But there is better evidence than this. Heine’s Der Rabbi von Bacharach reaches far back into his life. That he intended to write this sort of work before 1823 has been proved; just when he actually began to write this particular work is not so clear, but we know that he did much preliminary reading by way of preparing himself for its composition. And the region around and above and below Bacharach comes in for detailed discussion and elaborate description in Schreiber’s Rheinsagen. The crusades, the Sankt-Wernerskirchen, Lorch, the Fischfang, Hatto’s MAeuseturm, the maelstrom at Bingen, the Kedrich, the story of the Kecker Reuter who liberated the maid that had been abducted by dwarfs, and again, and this is irrefutable, the story “von dem wunderlicheft Wisperthale drUeben, wo die VOegel ganz vernUenftig sprechen,” all of these and others play a large rôle in Schreiber’s sagas and in Heine’s Rabbi. No one can read Schreiber’s Handbuch and Heine’s Rabbi without being convinced that the former stood sponsor for the latter.

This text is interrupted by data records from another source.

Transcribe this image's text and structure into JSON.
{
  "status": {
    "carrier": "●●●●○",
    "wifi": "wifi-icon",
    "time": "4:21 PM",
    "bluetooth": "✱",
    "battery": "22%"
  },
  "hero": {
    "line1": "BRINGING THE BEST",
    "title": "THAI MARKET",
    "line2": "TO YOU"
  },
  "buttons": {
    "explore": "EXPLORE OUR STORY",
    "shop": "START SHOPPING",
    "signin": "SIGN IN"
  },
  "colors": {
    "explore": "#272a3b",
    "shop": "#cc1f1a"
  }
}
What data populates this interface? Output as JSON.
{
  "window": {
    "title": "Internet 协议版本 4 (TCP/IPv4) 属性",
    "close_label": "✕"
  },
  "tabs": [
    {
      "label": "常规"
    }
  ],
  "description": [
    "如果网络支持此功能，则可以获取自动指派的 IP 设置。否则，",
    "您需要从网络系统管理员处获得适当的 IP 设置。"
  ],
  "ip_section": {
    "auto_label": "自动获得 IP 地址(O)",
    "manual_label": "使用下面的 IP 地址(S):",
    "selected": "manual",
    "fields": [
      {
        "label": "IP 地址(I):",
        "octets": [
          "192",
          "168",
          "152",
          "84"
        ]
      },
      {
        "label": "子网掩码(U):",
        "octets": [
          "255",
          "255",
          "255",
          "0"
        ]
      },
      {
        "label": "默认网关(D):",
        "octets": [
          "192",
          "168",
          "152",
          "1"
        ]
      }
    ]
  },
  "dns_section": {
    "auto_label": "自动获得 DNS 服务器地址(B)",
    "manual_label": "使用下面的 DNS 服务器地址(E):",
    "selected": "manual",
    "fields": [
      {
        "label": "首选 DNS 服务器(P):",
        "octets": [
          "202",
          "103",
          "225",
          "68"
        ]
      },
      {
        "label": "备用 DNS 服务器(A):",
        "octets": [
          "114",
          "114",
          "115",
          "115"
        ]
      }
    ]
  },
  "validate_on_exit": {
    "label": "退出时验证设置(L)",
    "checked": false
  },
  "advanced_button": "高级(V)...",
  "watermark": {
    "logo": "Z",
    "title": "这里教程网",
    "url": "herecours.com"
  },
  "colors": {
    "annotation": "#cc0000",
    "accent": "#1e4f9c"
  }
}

And lastly, Heine wrote before 1821 his poem entitled “Die zwei BrUeder." It is the tenth of the seventeen Volkssagen by Schreiber, the same theme as the one treated by W. Usener already referrred to. It is an old story, and Heine could have derived his material from a number of places, but not from Grimm’s Deutsche Sagen, indeed from no place so convenient as Schreiber. Heine knew Schreiber’s Handbuch in 1823.

The situation, then, is as follows: Heine had to have a source or sources, There are three candidates for Heine honors; Brentano, Loeben, Schreiber. Brentano has a number of supporters, though the evidence, external and internal, is wholly lacking. It would seem that lack of attention to chronology has misled investigators. Brentano’s ballad can now be read in many places, but between about 1815 and 1823 it was safely concealed in the pages of an unread and unknown novel. Loeben has many supporters, though the external evidence, except for the fact that Heine corresponded with Brockhaus, is wholly lacking, and the internal weakens on careful study. It would seem that the striking similarity in form has misled investigators. Schreiber has only one supporter, despite the fact that the evidence, external and internal, is as strong as it can be without Heine’s ever having made some such remark as the following: “Yes, in 1823 I knew only Schreiber’s saga and borrowed from it.” But Heine never made any such statement. It would seem that the strong assertions of so many investigators in favor of Brentano and Loeben have made careful study of the matter appear not worth while; the problem was apparently solved. And since Heine never committed himself in this connection, the matter will, in all probability, remain forever conjectural. This much, however, is irrefutable: even if Heine knew in 1823 the five Loreleidichtungen, that had then been written, those by Brentano, Niklas Vogt, Eichendorff, Schreiber, and Loeben, and if he borrowed what he needed from all of them, he borrowed more from Schreiber than from the other four combined.